This year we have again attempted to increase our awareness and reporting on matters of sustainability. While these issues are covered comprehensively in the separate Sustainable Development Report, available on the group’s website at, the likely promulgation of a carbon taxation instrument in some form has added a new dimension to our responsibilities. We have introduced a framework for managing environmental issues across the group, but need to understand and be prepared for changes related to CO2 emissions.


I would like to extend my heartfelt thanks to Hubert Brody, who resigned as CEO earlier this year. Hubert leaves a lasting legacy to the group. His deft handling of the business through the global financial crisis was exemplary. Thanks to his leadership, the group was able to navigate through the crisis, emerging as a restructured and streamlined business and learning important lessons along the way. He will be remembered for the efficient capital management processes he implemented in the group, as well as for his warm and personal touch.

We are delighted to have appointed Mark Lamberti as his successor. I have thoroughly enjoyed my initial period working with him. Mark brings many years of business experience and with it the knowledge and capability to guide the company and to identify opportunities for the group in the next stage of its development. Mark is fully aware of the prevailing entrepreneurial culture of the business and is himself cast in this mindset. He is also well aware of the need to channel the group’s entrepreneurial spirit within a very clear strategic direction and framework.

A key aspect of Mark’s mandate is to develop the next generation of leaders and he relishes this challenge. He will be looking at innovative ways to develop leadership depth, not only among his own direct reports, but also in the level below.

The CEO of Imperial Logistics International, Gerhard Riemann, has served on the Imperial board since 2000. During that time his experience and leadership has been central to the development of our international logistics operations and his wisdom has enhanced the deliberations of the board. He will retire on
31 December 2014 to be succeeded by Carsten Taucke, currently the CEO of Imperial International Shipping. I thank Gerhard for his dedication and in particular for his leadership in engendering the loyalty and commitment of our international colleagues to Imperial.

During the year we also welcomed Jurie Strydom, Mohammed Akoojee and Philip Michaux to the board. Each of these gentlemen handles portfolios of increasing depth and breadth and we look forward to them enhancing the deliberations of the board.


The performance of the past year has entrenched Imperial’s position as a significant South African company with growing international interests.

Today we have the strategies, leadership, assets and governance to sustain the development of the group in the interests of all stakeholders.

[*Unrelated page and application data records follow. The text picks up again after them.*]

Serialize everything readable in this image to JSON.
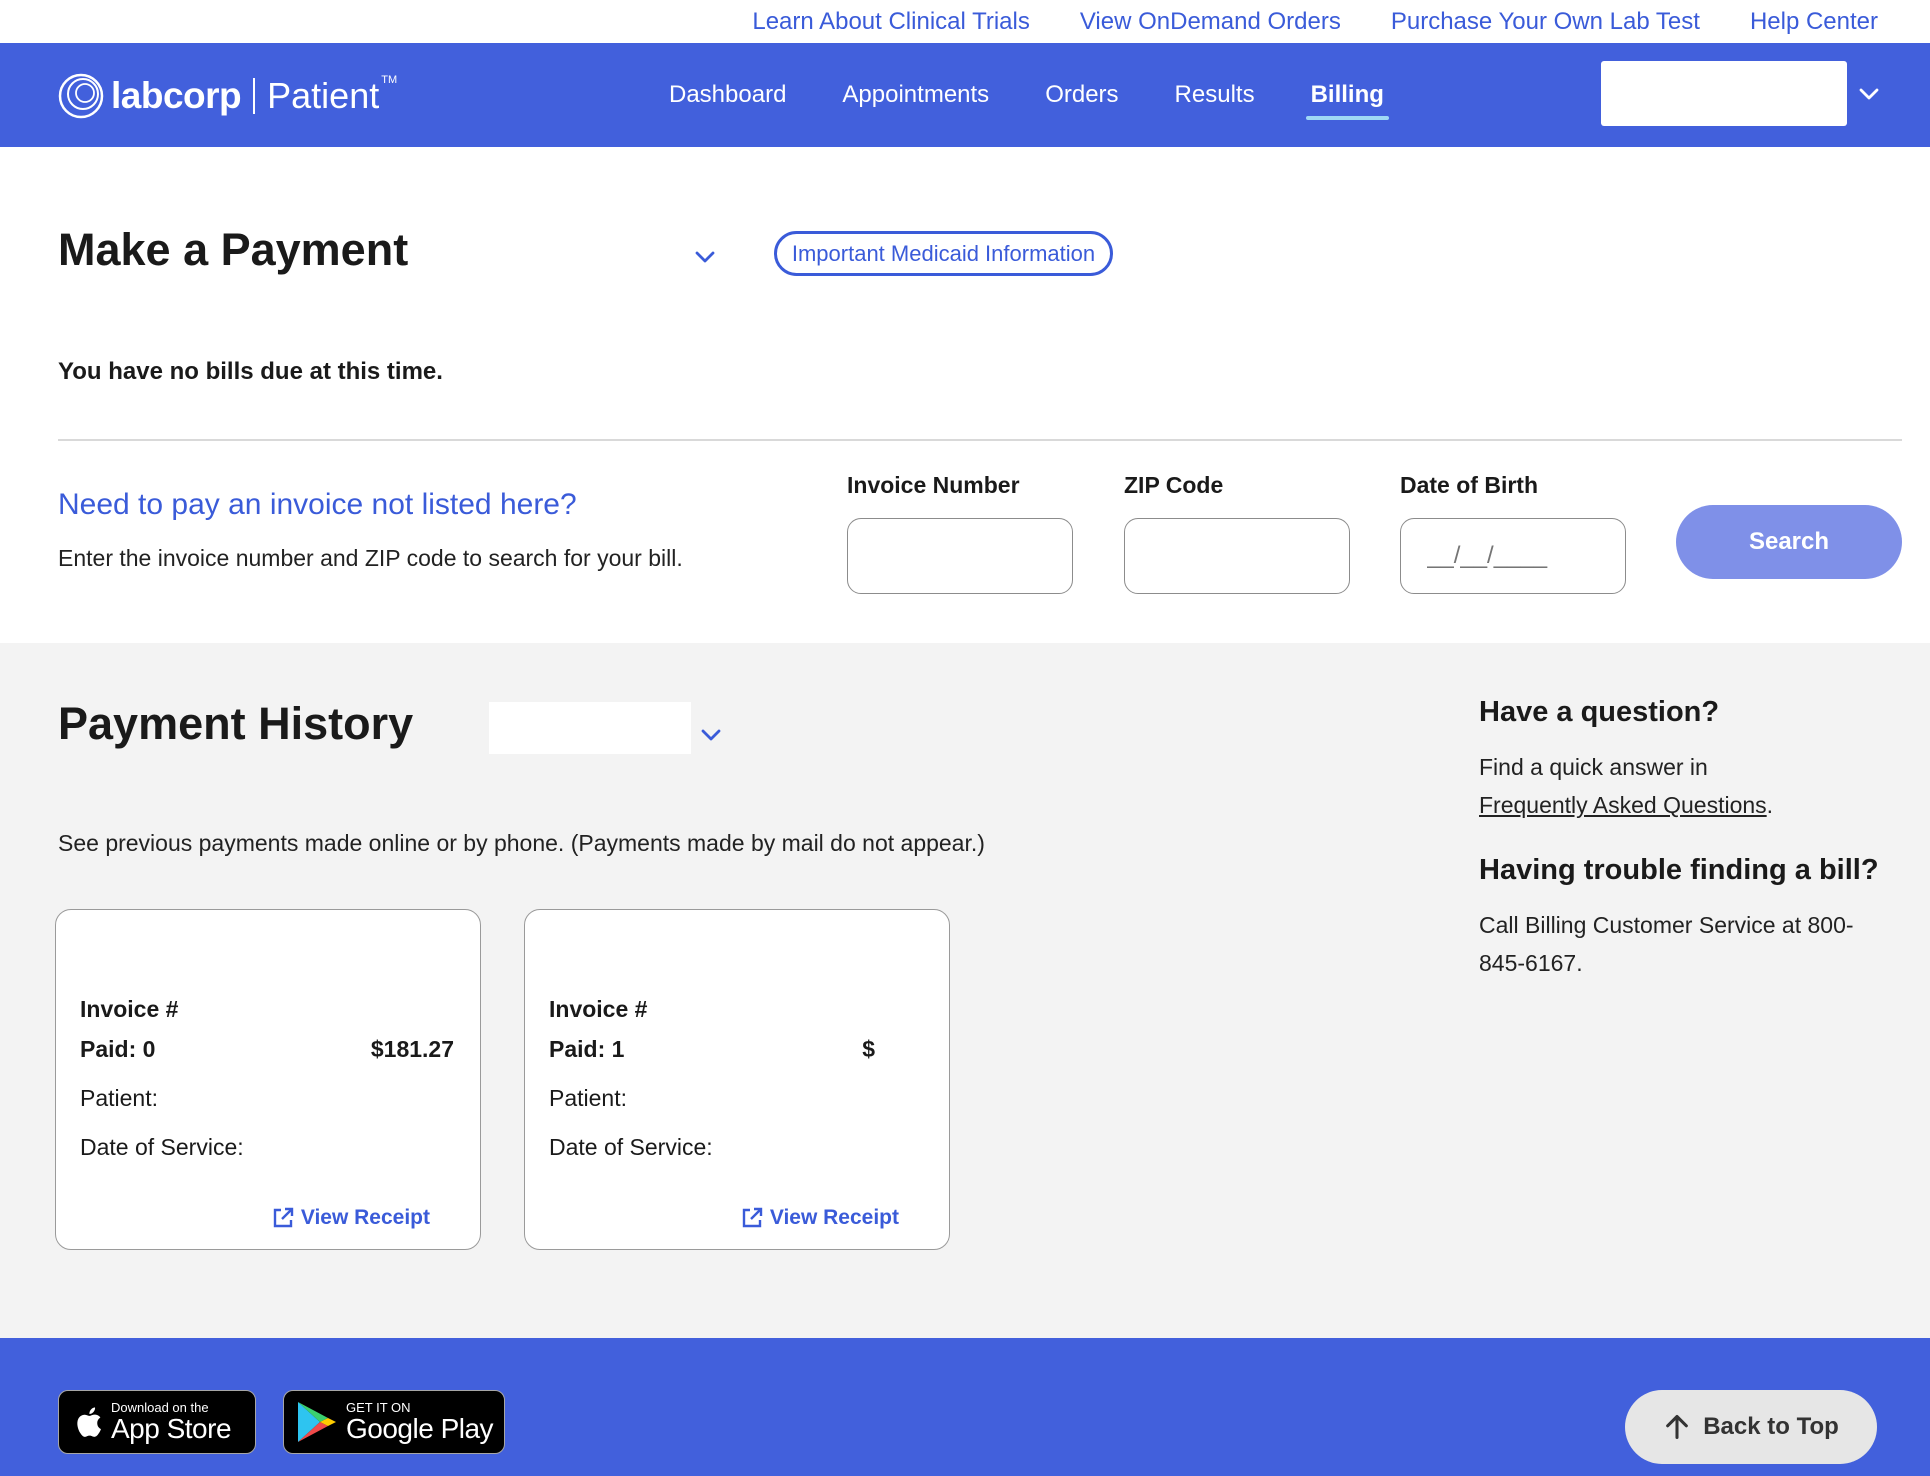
{
  "utility_nav": [
    "Learn About Clinical Trials",
    "View OnDemand Orders",
    "Purchase Your Own Lab Test",
    "Help Center"
  ],
  "brand": {
    "name": "labcorp",
    "product": "Patient",
    "tm": "TM"
  },
  "main_nav": [
    {
      "label": "Dashboard"
    },
    {
      "label": "Appointments"
    },
    {
      "label": "Orders"
    },
    {
      "label": "Results"
    },
    {
      "label": "Billing",
      "active": true
    }
  ],
  "payment": {
    "title": "Make a Payment",
    "medicaid_button": "Important Medicaid Information",
    "no_bills": "You have no bills due at this time.",
    "invoice_title": "Need to pay an invoice not listed here?",
    "invoice_sub": "Enter the invoice number and ZIP code to search for your bill.",
    "fields": {
      "invoice_label": "Invoice Number",
      "zip_label": "ZIP Code",
      "dob_label": "Date of Birth",
      "dob_placeholder": "__/__/____"
    },
    "search_button": "Search"
  },
  "history": {
    "title": "Payment History",
    "description": "See previous payments made online or by phone. (Payments made by mail do not appear.)",
    "cards": [
      {
        "invoice": "Invoice #",
        "paid": "Paid: 0",
        "amount": "$181.27",
        "patient": "Patient:",
        "date_of_service": "Date of Service:",
        "receipt": "View Receipt"
      },
      {
        "invoice": "Invoice #",
        "paid": "Paid: 1",
        "amount": "$",
        "patient": "Patient:",
        "date_of_service": "Date of Service:",
        "receipt": "View Receipt"
      }
    ],
    "aside": {
      "question_title": "Have a question?",
      "question_text": "Find a quick answer in",
      "faq_link": "Frequently Asked Questions",
      "faq_suffix": ".",
      "trouble_title": "Having trouble finding a bill?",
      "trouble_text": "Call Billing Customer Service at 800-845-6167."
    }
  },
  "footer": {
    "app_store": {
      "small": "Download on the",
      "big": "App Store"
    },
    "google_play": {
      "small": "GET IT ON",
      "big": "Google Play"
    },
    "back_to_top": "Back to Top"
  },
  "colors": {
    "brand_blue": "#4260dc",
    "link_blue": "#3a5bd9",
    "search_button": "#7f90e8",
    "section_gray": "#f3f3f3"
  }
}
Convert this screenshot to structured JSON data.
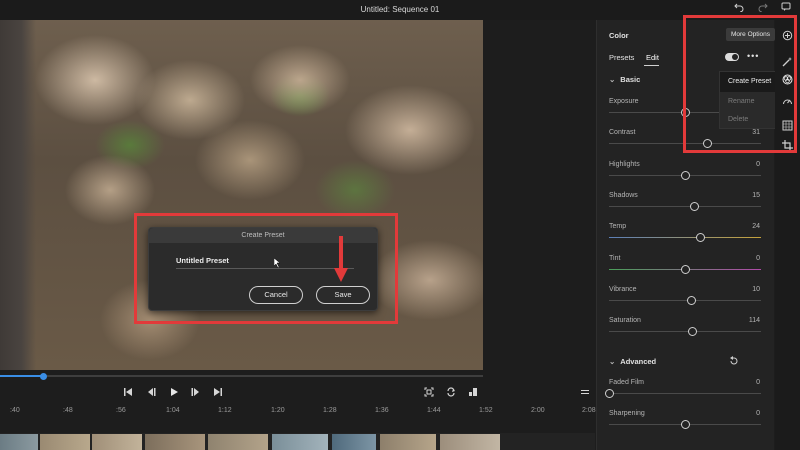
{
  "window": {
    "title": "Untitled: Sequence 01"
  },
  "colors": {
    "accent": "#3a8ee6",
    "highlight": "#e23a3a",
    "panel_bg": "#232323"
  },
  "playback": {
    "progress_fraction": 0.09
  },
  "dialog": {
    "title": "Create Preset",
    "preset_name": "Untitled Preset",
    "cancel_label": "Cancel",
    "save_label": "Save"
  },
  "timecodes": [
    ":40",
    ":48",
    ":56",
    "1:04",
    "1:12",
    "1:20",
    "1:28",
    "1:36",
    "1:44",
    "1:52",
    "2:00",
    "2:08"
  ],
  "panel": {
    "title": "Color",
    "tabs": [
      "Presets",
      "Edit"
    ],
    "active_tab": "Edit",
    "tooltip": "More Options",
    "menu": [
      "Create Preset",
      "Rename",
      "Delete"
    ],
    "sections": {
      "basic": {
        "title": "Basic",
        "sliders": [
          {
            "label": "Exposure",
            "value": "",
            "level": 0.5
          },
          {
            "label": "Contrast",
            "value": "31",
            "level": 0.65
          },
          {
            "label": "Highlights",
            "value": "0",
            "level": 0.5
          },
          {
            "label": "Shadows",
            "value": "15",
            "level": 0.56
          },
          {
            "label": "Temp",
            "value": "24",
            "level": 0.6
          },
          {
            "label": "Tint",
            "value": "0",
            "level": 0.5
          },
          {
            "label": "Vibrance",
            "value": "10",
            "level": 0.54
          },
          {
            "label": "Saturation",
            "value": "114",
            "level": 0.55
          }
        ]
      },
      "advanced": {
        "title": "Advanced",
        "sliders": [
          {
            "label": "Faded Film",
            "value": "0",
            "level": 0.0
          },
          {
            "label": "Sharpening",
            "value": "0",
            "level": 0.5
          }
        ]
      }
    }
  }
}
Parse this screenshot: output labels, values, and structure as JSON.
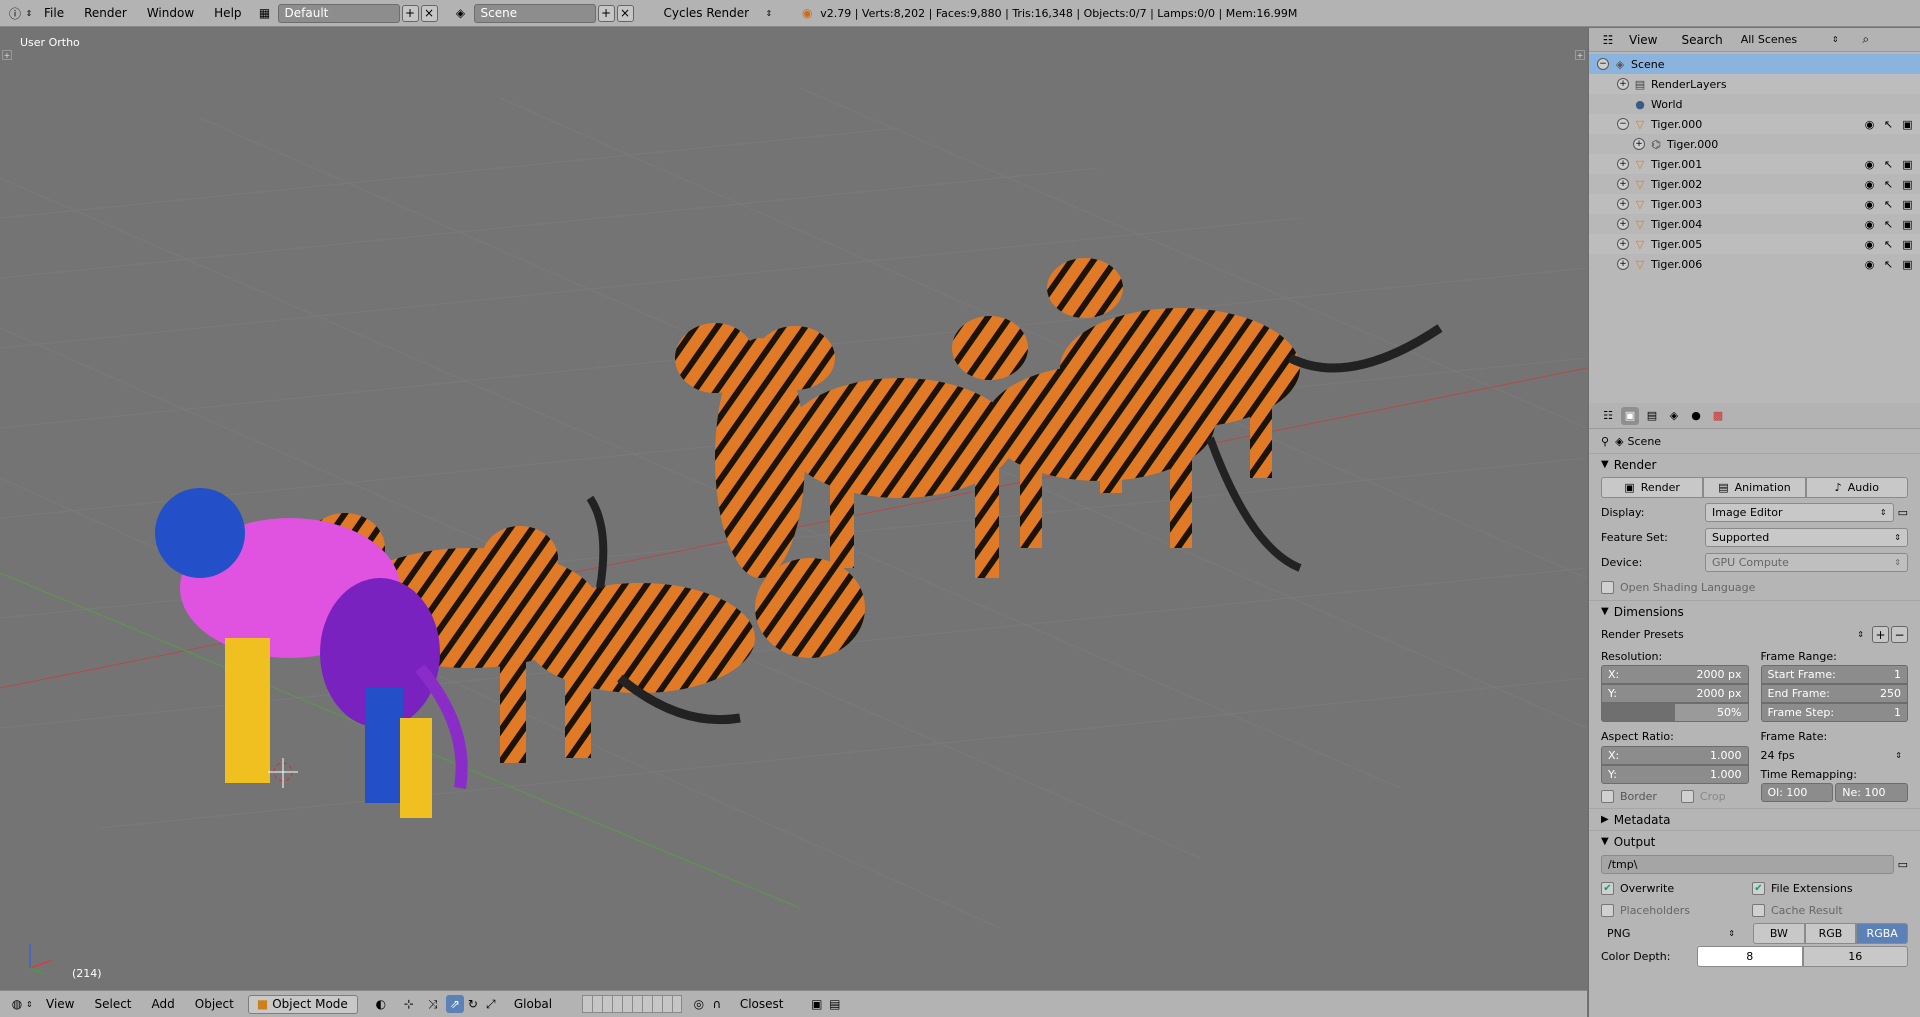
{
  "topbar": {
    "menus": [
      "File",
      "Render",
      "Window",
      "Help"
    ],
    "layout": "Default",
    "scene": "Scene",
    "engine": "Cycles Render",
    "stats": "v2.79 | Verts:8,202 | Faces:9,880 | Tris:16,348 | Objects:0/7 | Lamps:0/0 | Mem:16.99M"
  },
  "viewport": {
    "view_label": "User Ortho",
    "frame": "(214)"
  },
  "bottombar": {
    "menus": [
      "View",
      "Select",
      "Add",
      "Object"
    ],
    "mode": "Object Mode",
    "orientation": "Global",
    "snap": "Closest"
  },
  "outliner": {
    "menus": [
      "View",
      "Search"
    ],
    "filter": "All Scenes",
    "items": [
      {
        "label": "Scene",
        "icon": "scene-icon"
      },
      {
        "label": "RenderLayers",
        "icon": "renderlayers-icon"
      },
      {
        "label": "World",
        "icon": "world-icon"
      },
      {
        "label": "Tiger.000",
        "icon": "object-icon"
      },
      {
        "label": "Tiger.000",
        "icon": "mesh-icon"
      },
      {
        "label": "Tiger.001",
        "icon": "object-icon"
      },
      {
        "label": "Tiger.002",
        "icon": "object-icon"
      },
      {
        "label": "Tiger.003",
        "icon": "object-icon"
      },
      {
        "label": "Tiger.004",
        "icon": "object-icon"
      },
      {
        "label": "Tiger.005",
        "icon": "object-icon"
      },
      {
        "label": "Tiger.006",
        "icon": "object-icon"
      }
    ]
  },
  "properties": {
    "context": "Scene",
    "render_panel": "Render",
    "render_buttons": [
      "Render",
      "Animation",
      "Audio"
    ],
    "display_label": "Display:",
    "display_value": "Image Editor",
    "featureset_label": "Feature Set:",
    "featureset_value": "Supported",
    "device_label": "Device:",
    "device_value": "GPU Compute",
    "osl_label": "Open Shading Language",
    "dimensions_panel": "Dimensions",
    "render_presets": "Render Presets",
    "resolution_label": "Resolution:",
    "res_x_label": "X:",
    "res_x": "2000 px",
    "res_y_label": "Y:",
    "res_y": "2000 px",
    "res_pct": "50%",
    "frame_range_label": "Frame Range:",
    "start_label": "Start Frame:",
    "start": "1",
    "end_label": "End Frame:",
    "end": "250",
    "step_label": "Frame Step:",
    "step": "1",
    "aspect_label": "Aspect Ratio:",
    "asp_x_label": "X:",
    "asp_x": "1.000",
    "asp_y_label": "Y:",
    "asp_y": "1.000",
    "framerate_label": "Frame Rate:",
    "framerate": "24 fps",
    "remap_label": "Time Remapping:",
    "remap_old": "Ol: 100",
    "remap_new": "Ne: 100",
    "border_label": "Border",
    "crop_label": "Crop",
    "metadata_panel": "Metadata",
    "output_panel": "Output",
    "output_path": "/tmp\\",
    "overwrite_label": "Overwrite",
    "file_ext_label": "File Extensions",
    "placeholders_label": "Placeholders",
    "cache_label": "Cache Result",
    "format": "PNG",
    "color_modes": [
      "BW",
      "RGB",
      "RGBA"
    ],
    "color_depth_label": "Color Depth:",
    "color_depths": [
      "8",
      "16"
    ]
  }
}
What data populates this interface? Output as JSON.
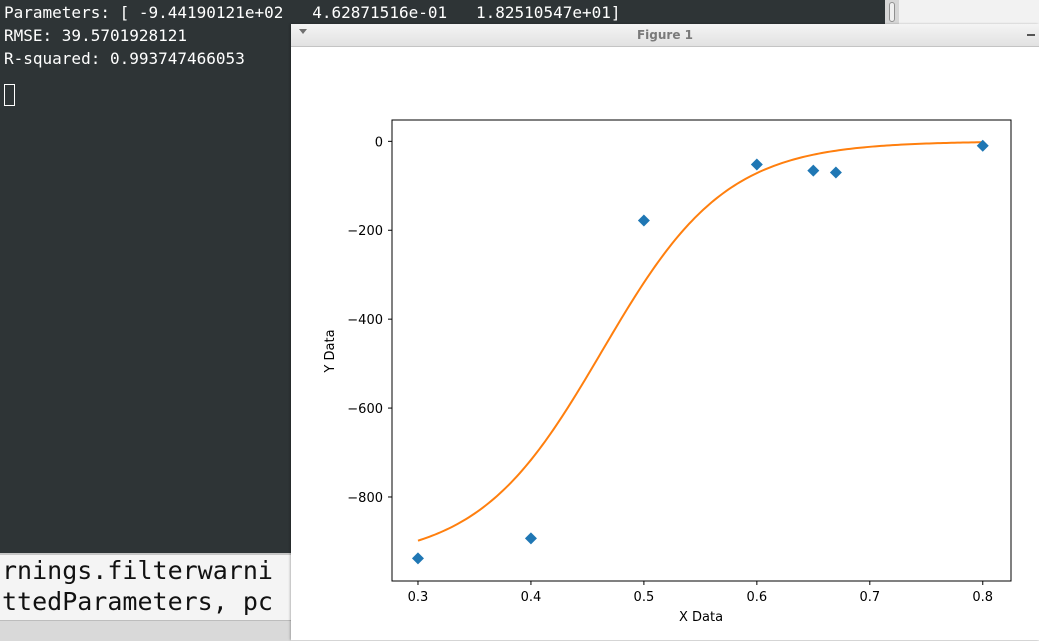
{
  "terminal": {
    "lines": [
      "Parameters: [ -9.44190121e+02   4.62871516e-01   1.82510547e+01]",
      "RMSE: 39.5701928121",
      "R-squared: 0.993747466053"
    ]
  },
  "editor": {
    "lines": [
      "rnings.filterwarni",
      "ttedParameters, pc"
    ]
  },
  "figure": {
    "title": "Figure 1"
  },
  "chart_data": {
    "type": "scatter",
    "xlabel": "X Data",
    "ylabel": "Y Data",
    "xlim": [
      0.277,
      0.825
    ],
    "ylim": [
      -989,
      48
    ],
    "xticks": [
      0.3,
      0.4,
      0.5,
      0.6,
      0.7,
      0.8
    ],
    "xtick_labels": [
      "0.3",
      "0.4",
      "0.5",
      "0.6",
      "0.7",
      "0.8"
    ],
    "yticks": [
      0,
      -200,
      -400,
      -600,
      -800
    ],
    "ytick_labels": [
      "0",
      "−200",
      "−400",
      "−600",
      "−800"
    ],
    "grid": false,
    "series": [
      {
        "type": "scatter",
        "marker": "diamond",
        "color": "#1f77b4",
        "x": [
          0.3,
          0.4,
          0.5,
          0.6,
          0.65,
          0.67,
          0.8
        ],
        "y": [
          -938,
          -893,
          -178,
          -52,
          -66,
          -70,
          -10
        ]
      },
      {
        "type": "line",
        "color": "#ff7f0e",
        "model": "sigmoid",
        "parameters": [
          -944.190121,
          0.462871516,
          18.2510547
        ],
        "x_range": [
          0.3,
          0.8
        ]
      }
    ]
  }
}
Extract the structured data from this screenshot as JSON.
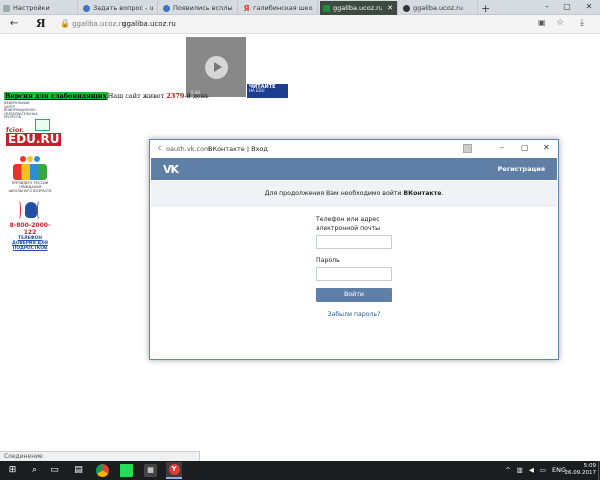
{
  "browser": {
    "tabs": [
      {
        "label": "Настройки",
        "icon": "gear-icon"
      },
      {
        "label": "Задать вопрос - uBoz",
        "icon": "ucoz-icon"
      },
      {
        "label": "Появились всплываю",
        "icon": "ucoz-icon"
      },
      {
        "label": "галибинская школа",
        "icon": "yandex-icon"
      },
      {
        "label": "ggaliba.ucoz.ru",
        "icon": "site-icon"
      },
      {
        "label": "ggaliba.ucoz.ru",
        "icon": "github-icon"
      }
    ],
    "new_tab": "+",
    "address": {
      "yandex_glyph": "Я",
      "domain_short": "ggaliba.ucoz.ru",
      "url": "ggaliba.ucoz.ru"
    },
    "status": "Соединение"
  },
  "page": {
    "vision_link": "Версия для слабовидящих",
    "site_age_prefix": "Наш сайт живет ",
    "site_age_days": "2379",
    "site_age_suffix": "-й день",
    "fcior": {
      "caption": "ФЕДЕРАЛЬНЫЙ ЦЕНТР ИНФОРМАЦИОННО-ОБРАЗОВАТЕЛЬНЫХ РЕСУРСОВ",
      "name": "fcior.",
      "edu": "EDU.RU"
    },
    "children_caption": "ПРЕЗИДЕНТ РОССИИ ГРАЖДАНАМ ШКОЛЬНОГО ВОЗРАСТА",
    "helpline": {
      "number": "8-800-2000-122",
      "caption": "ТЕЛЕФОН ДОВЕРИЯ ДЛЯ ПОДРОСТКОВ"
    },
    "video_time": "0:00",
    "ad_text_1": "ЧИТАЙТЕ",
    "ad_text_2": "НА EDU"
  },
  "popup": {
    "domain": "oauth.vk.com",
    "title": "ВКонтакте | Вход",
    "logo": "VK",
    "register": "Регистрация",
    "notice_prefix": "Для продолжения Вам необходимо войти ",
    "notice_brand": "ВКонтакте",
    "notice_suffix": ".",
    "phone_label": "Телефон или адрес электронной почты",
    "password_label": "Пароль",
    "login_button": "Войти",
    "forgot": "Забыли пароль?"
  },
  "taskbar": {
    "lang": "ENG",
    "time": "5:09",
    "date": "26.09.2017"
  }
}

For this I thank my fellow directors and the group’s employees. One of the greatest assets of the group is the skill and motivation of Imperial people, and the energy with which they work on behalf of the group.